The British are the least likely Europeans to consider themselves European.
That’s according to data from the Spring 2015 Eurobarometer report, which we spotted in a recent Morgan Stanley research note.
The Eurobaromater report, published by the European Commission, surveyed Europeans to see how they understood concepts of European citizenship and identity. One of the most interesting questions in the report focused on how European citizens viewed their relationships to their home nations and to Europe as a whole, asking whether they identified themselves only by their nationality, by nationality and then as European, as European and then by their nationality, or just as European.
Overall, British respondents were the most likely to identify themselves only by nationality, at 64%.
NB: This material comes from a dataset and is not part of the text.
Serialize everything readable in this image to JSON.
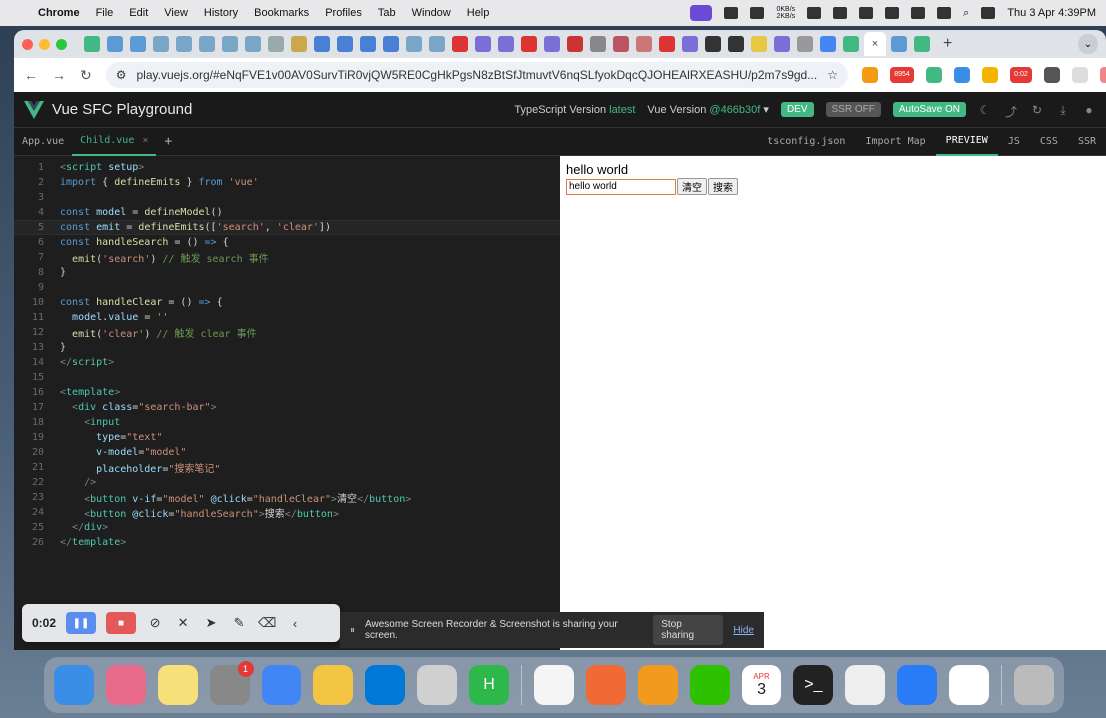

Notably, the British also happen to be fast approaching the June Brexit vote, which will determine whether the country wants to remain in the EU or leave. And for what it’s worth, the Morgan Stanley team included this data in a section of their research note which suggested that the “Leave” vote isn’t just a tail risk.
Citizens from Cyprus (57%), Greece (51%), and Latvia (48%) were also highly likely to identify themselves only by nationality.
On the flip side, Luxembourgers were the least likely to identify themselves only by nationality (17%), followed closely by then Germans (25%). Residents of these countries were much more likely to at least partially embrace a European identity.
Check out the Eurobarometer data below. It’s pretty interesting.